Vallembrosa, Tuscany, Italy
This program is designed for graduate students in forestry, natural resources and related fields
*** Last Year's Program Description:
This class will bring students from (at least) four universities and countries to explore forests as a complex adaptive system in an international context. The course is the second in a series of classes, the first of which was offered in Oregon in 2015.
Current trends such as global change will require natural resource disciplines, such as forestry and agriculture, to expand their scientific basis and possibly shift their dominant paradigms to adopt a broader view of the systems they manage as complex social-ecological systems. This will result in borrowing and adapting theories and concepts from other disciplines, such as complexity science. Students in natural resources need training in these paradigms and learn to incorporate concepts such as thresholds, uncertainty, and cross-scale interactions into management or restoration prescriptions. The course will center on general complexity concepts, including management implications at the governance levels. In the field component, these concepts are specifically applied to practical management challenges. This course provides field exercises that link theoretical concepts from complexity science to applied forest management and restoration issues.
Following the theoretical section (web-based online), students from different countries will gather in Italy to engage their new skills in practice. Multi-national student groups will be assigned a forest site as their study area, and these sites will be visited during our tour of the Vallembrosa Forest on Monday, September 25. Groups will be provided with existing forest inventory data, previous management plans and other documentation available describing proposed or past interventions (including natural disturbances such as past major insect outbreaks, fires, wind storms, etc., or historical human occupation). Students are encouraged to visit the forest (repeatedly) and take any additional data as they see fit, as they develop their understanding of the forest as a unique example of a complex system, and evaluate how it functions in light of complex system concepts. The groups will focus on a series of exercises, which challenge students to apply theoretical concepts from complexity science in real world settings. Each exercise ends in group presentations and class discussions. Exercises are designed to build on each other and assess different aspects of the overall learning goals.
Students will live as a community in Vallembrosa Abbey, originally a monastic building dating back to the 11th century.

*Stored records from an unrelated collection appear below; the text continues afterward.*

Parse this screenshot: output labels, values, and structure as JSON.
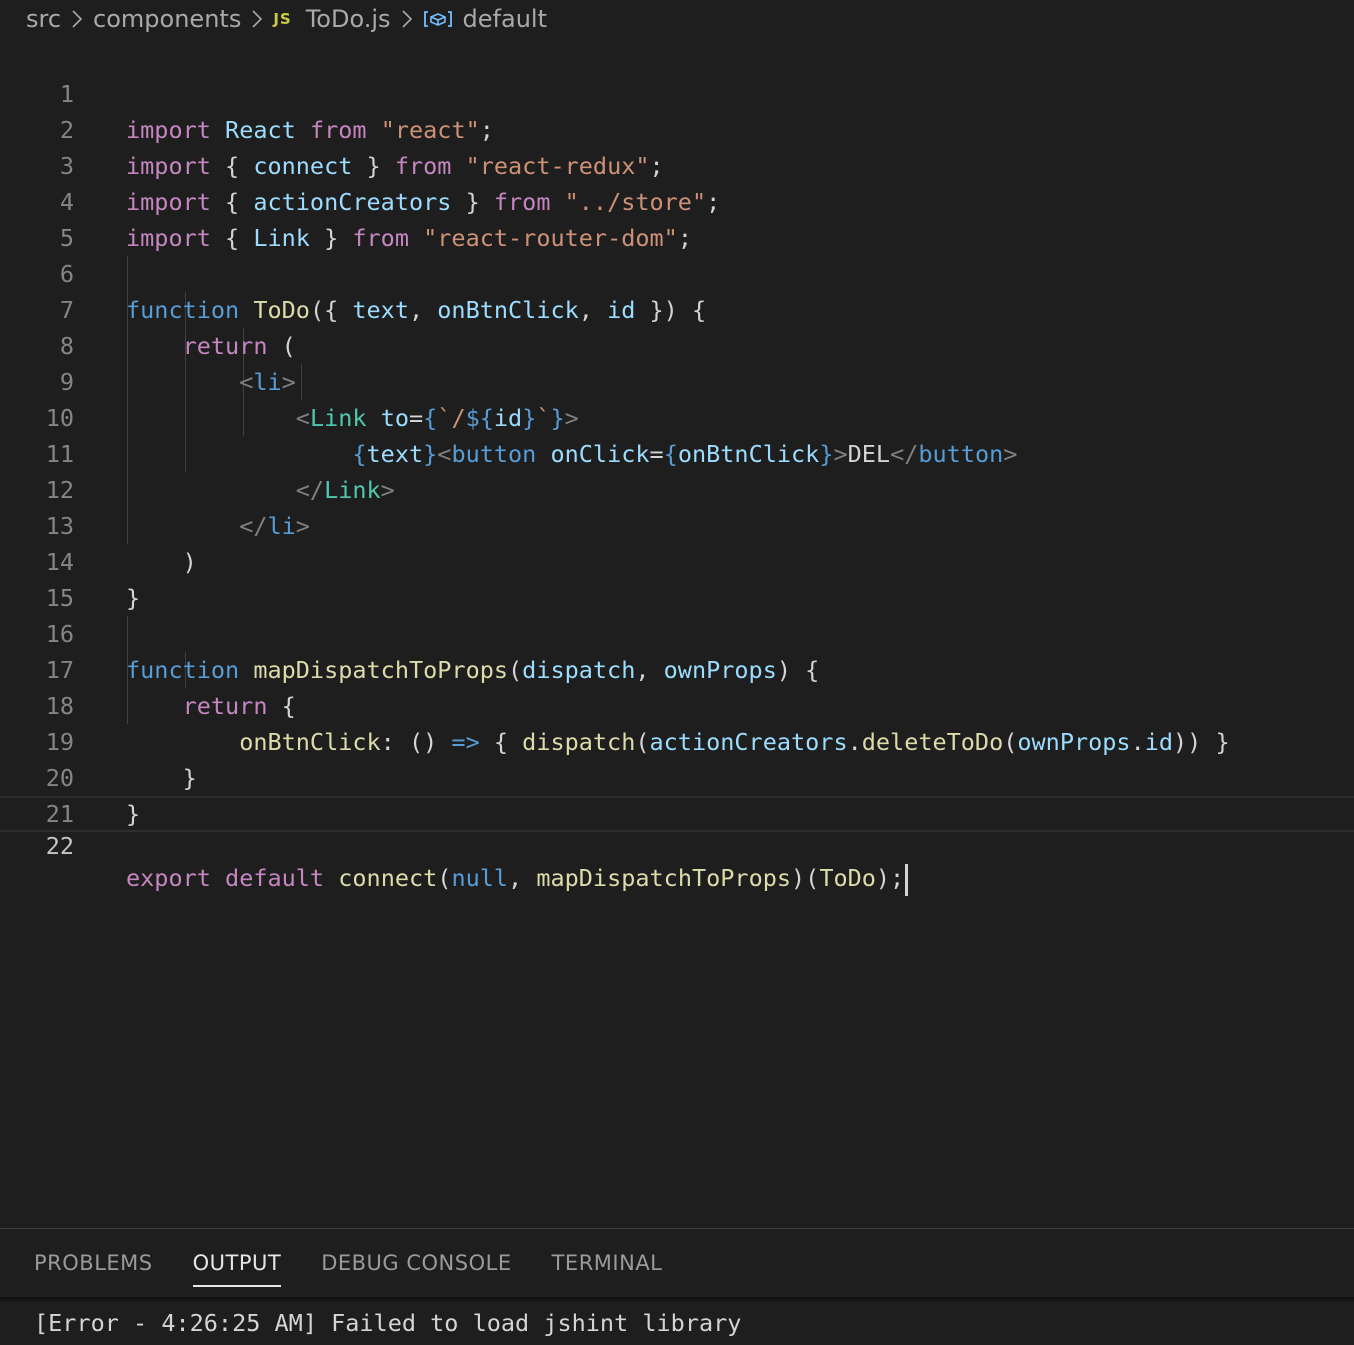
{
  "breadcrumb": {
    "folder1": "src",
    "folder2": "components",
    "file_icon": "JS",
    "file": "ToDo.js",
    "symbol_icon": "symbol-variable-icon",
    "symbol": "default"
  },
  "editor": {
    "line_numbers": [
      "1",
      "2",
      "3",
      "4",
      "5",
      "6",
      "7",
      "8",
      "9",
      "10",
      "11",
      "12",
      "13",
      "14",
      "15",
      "16",
      "17",
      "18",
      "19",
      "20",
      "21",
      "22"
    ],
    "active_line": 22
  },
  "panel": {
    "tabs": [
      "PROBLEMS",
      "OUTPUT",
      "DEBUG CONSOLE",
      "TERMINAL"
    ],
    "active_tab": "OUTPUT",
    "output_text": "[Error - 4:26:25 AM] Failed to load jshint library"
  }
}
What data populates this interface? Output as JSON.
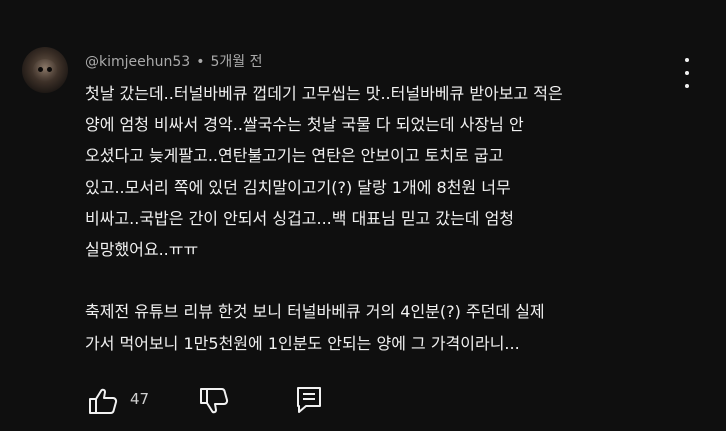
{
  "comment": {
    "author": "@kimjeehun53",
    "separator": "•",
    "time_ago": "5개월 전",
    "lines": [
      "첫날 갔는데..터널바베큐 껍데기 고무씹는 맛..터널바베큐 받아보고 적은",
      "양에 엄청 비싸서 경악..쌀국수는 첫날 국물 다 되었는데 사장님 안",
      "오셨다고 늦게팔고..연탄불고기는 연탄은 안보이고 토치로 굽고",
      "있고..모서리 쪽에 있던 김치말이고기(?) 달랑 1개에 8천원 너무",
      "비싸고..국밥은 간이 안되서 싱겁고...백 대표님 믿고 갔는데 엄청",
      "실망했어요..ㅠㅠ",
      "",
      "축제전 유튜브 리뷰 한것 보니 터널바베큐 거의 4인분(?) 주던데 실제",
      "가서 먹어보니 1만5천원에 1인분도 안되는 양에 그 가격이라니..."
    ],
    "like_count": "47"
  },
  "icons": {
    "avatar": "avatar",
    "more": "more-vert-icon",
    "like": "thumbs-up-icon",
    "dislike": "thumbs-down-icon",
    "reply": "reply-comment-icon"
  },
  "colors": {
    "background": "#0f0f0f",
    "text": "#f1f1f1",
    "secondary_text": "#aaaaaa"
  }
}
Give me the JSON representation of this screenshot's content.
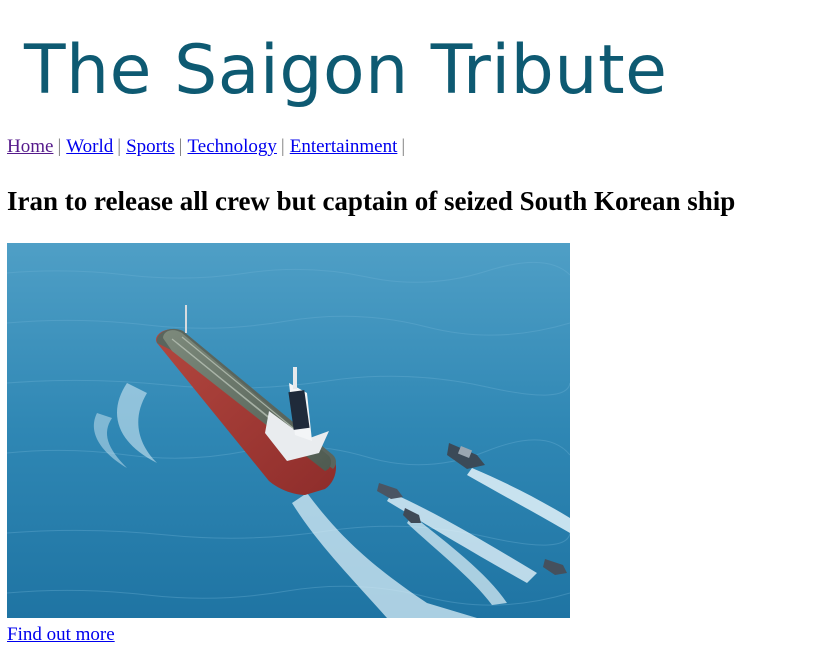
{
  "site": {
    "title": "The Saigon Tribute",
    "title_color": "#0e5a72"
  },
  "nav": {
    "items": [
      {
        "label": "Home",
        "color": "#551a8b"
      },
      {
        "label": "World",
        "color": "#0000ee"
      },
      {
        "label": "Sports",
        "color": "#0000ee"
      },
      {
        "label": "Technology",
        "color": "#0000ee"
      },
      {
        "label": "Entertainment",
        "color": "#0000ee"
      }
    ],
    "separator": "|"
  },
  "article": {
    "headline": "Iran to release all crew but captain of seized South Korean ship",
    "link_label": "Find out more",
    "link_color": "#0000ee"
  }
}
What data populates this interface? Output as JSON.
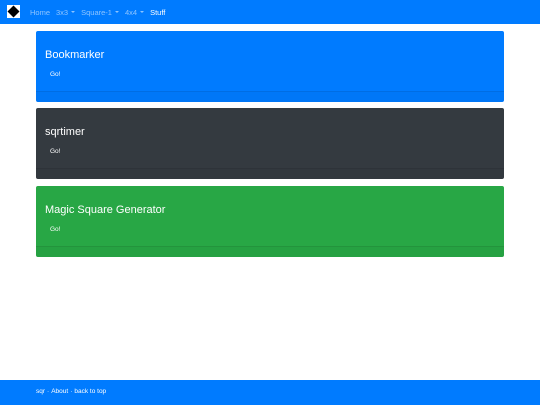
{
  "navbar": {
    "brand_icon": "diamond-square-logo",
    "items": [
      {
        "label": "Home",
        "dropdown": false,
        "active": false
      },
      {
        "label": "3x3",
        "dropdown": true,
        "active": false
      },
      {
        "label": "Square-1",
        "dropdown": true,
        "active": false
      },
      {
        "label": "4x4",
        "dropdown": true,
        "active": false
      },
      {
        "label": "Stuff",
        "dropdown": false,
        "active": true
      }
    ]
  },
  "cards": [
    {
      "title": "Bookmarker",
      "button": "Go!",
      "color": "#007bff"
    },
    {
      "title": "sqrtimer",
      "button": "Go!",
      "color": "#343a40"
    },
    {
      "title": "Magic Square Generator",
      "button": "Go!",
      "color": "#28a745"
    }
  ],
  "footer": {
    "links": [
      "sqr",
      "About",
      "back to top"
    ],
    "separator": "·"
  },
  "colors": {
    "primary": "#007bff",
    "dark": "#343a40",
    "success": "#28a745"
  }
}
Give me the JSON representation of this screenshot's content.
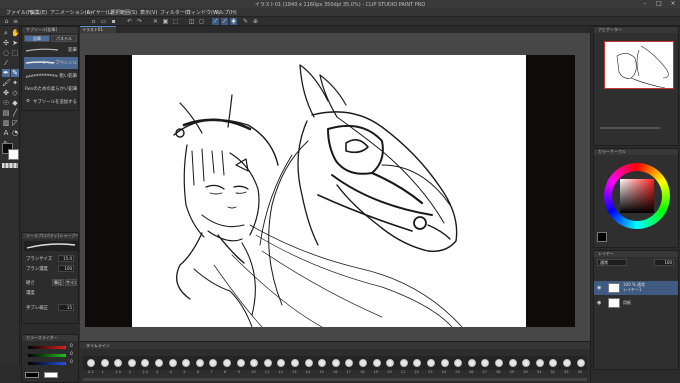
{
  "window": {
    "title": "イラスト01 (1840 x 1160px 350dpi 35.0%) - CLIP STUDIO PAINT PRO",
    "controls": [
      "–",
      "□",
      "×"
    ]
  },
  "menu": [
    "ファイル(F)",
    "編集(E)",
    "アニメーション(A)",
    "レイヤー(L)",
    "選択範囲(S)",
    "表示(V)",
    "フィルター(I)",
    "ウィンドウ(W)",
    "ヘルプ(H)"
  ],
  "canvas_tab": {
    "label": "イラスト01"
  },
  "tools": {
    "colors": {
      "main": "#0a0a0a",
      "sub": "#ffffff",
      "active": "#4c6e9f"
    }
  },
  "sub_tool_panel": {
    "header": "サブツール[鉛筆]",
    "tabs": [
      "鉛筆",
      "パステル"
    ],
    "items": [
      {
        "label": "鉛筆"
      },
      {
        "label": "シャープペンシル",
        "selected": true
      },
      {
        "label": "粗い鉛筆"
      },
      {
        "label": "Renのための柔らかい鉛筆"
      }
    ],
    "add_label": "サブツールを追加する"
  },
  "tool_property": {
    "header": "ツールプロパティ[シャープペンシル]",
    "rows": [
      {
        "label": "ブラシサイズ",
        "value": "15.0"
      },
      {
        "label": "ブラシ濃度",
        "value": "100"
      },
      {
        "label": "硬さ",
        "value": ""
      },
      {
        "label": "手ブレ補正",
        "value": "15"
      }
    ],
    "pressure_labels": [
      "筆圧",
      "サイズ",
      "濃度"
    ]
  },
  "color_slider": {
    "header": "カラースライダー",
    "values": {
      "r": "0",
      "g": "0",
      "b": "0"
    }
  },
  "timeline": {
    "header": "タイムライン",
    "frames": [
      "0.2",
      "1",
      "1.5",
      "2",
      "2.5",
      "3",
      "4",
      "5",
      "6",
      "7",
      "8",
      "9",
      "10",
      "11",
      "12",
      "13",
      "14",
      "15",
      "16",
      "17",
      "18",
      "19",
      "20",
      "21",
      "22",
      "23",
      "24",
      "25",
      "26",
      "27",
      "28",
      "29",
      "30",
      "31",
      "32",
      "33",
      "34"
    ]
  },
  "right": {
    "navigator_header": "ナビゲーター",
    "color_wheel_header": "カラーサークル",
    "layer_header": "レイヤー",
    "layer_blend": "通常",
    "layer_opacity": "100",
    "layers": [
      {
        "name": "100 % 通常",
        "sub": "レイヤー1",
        "selected": true
      },
      {
        "name": "用紙",
        "sub": "",
        "selected": false
      }
    ]
  }
}
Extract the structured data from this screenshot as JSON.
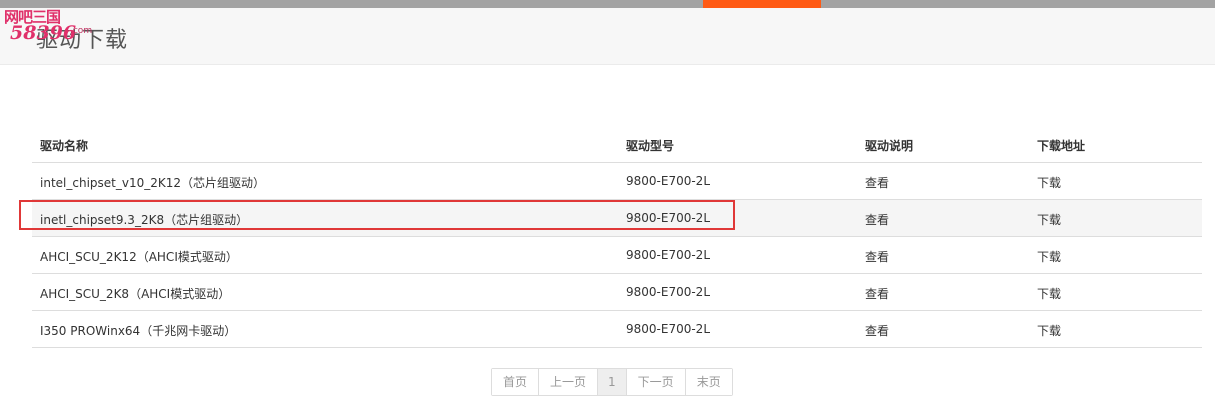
{
  "watermark": {
    "line1": "网吧三国",
    "line2": "58396",
    "domain": ".com"
  },
  "header": {
    "title": "驱动下载"
  },
  "colors": {
    "accent": "#ff5a14",
    "highlight_border": "#e03838"
  },
  "table": {
    "columns": [
      "驱动名称",
      "驱动型号",
      "驱动说明",
      "下载地址"
    ],
    "rows": [
      {
        "name": "intel_chipset_v10_2K12（芯片组驱动）",
        "model": "9800-E700-2L",
        "desc": "查看",
        "download": "下载"
      },
      {
        "name": "inetl_chipset9.3_2K8（芯片组驱动）",
        "model": "9800-E700-2L",
        "desc": "查看",
        "download": "下载"
      },
      {
        "name": "AHCI_SCU_2K12（AHCI模式驱动）",
        "model": "9800-E700-2L",
        "desc": "查看",
        "download": "下载"
      },
      {
        "name": "AHCI_SCU_2K8（AHCI模式驱动）",
        "model": "9800-E700-2L",
        "desc": "查看",
        "download": "下载"
      },
      {
        "name": "I350 PROWinx64（千兆网卡驱动）",
        "model": "9800-E700-2L",
        "desc": "查看",
        "download": "下载"
      }
    ],
    "highlighted_row": 1
  },
  "pagination": {
    "first": "首页",
    "prev": "上一页",
    "current": "1",
    "next": "下一页",
    "last": "末页"
  }
}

Located in the Apennines south of Florence, is now affiliated with the Istituto Superiore Forestale Nazionale, and managed by the University of Florence.
Program cost estimates for 2017:
(includes: lodging, some meals, ground transportation, program excursions, etc.)
Total Program Cost Estimate: $3,011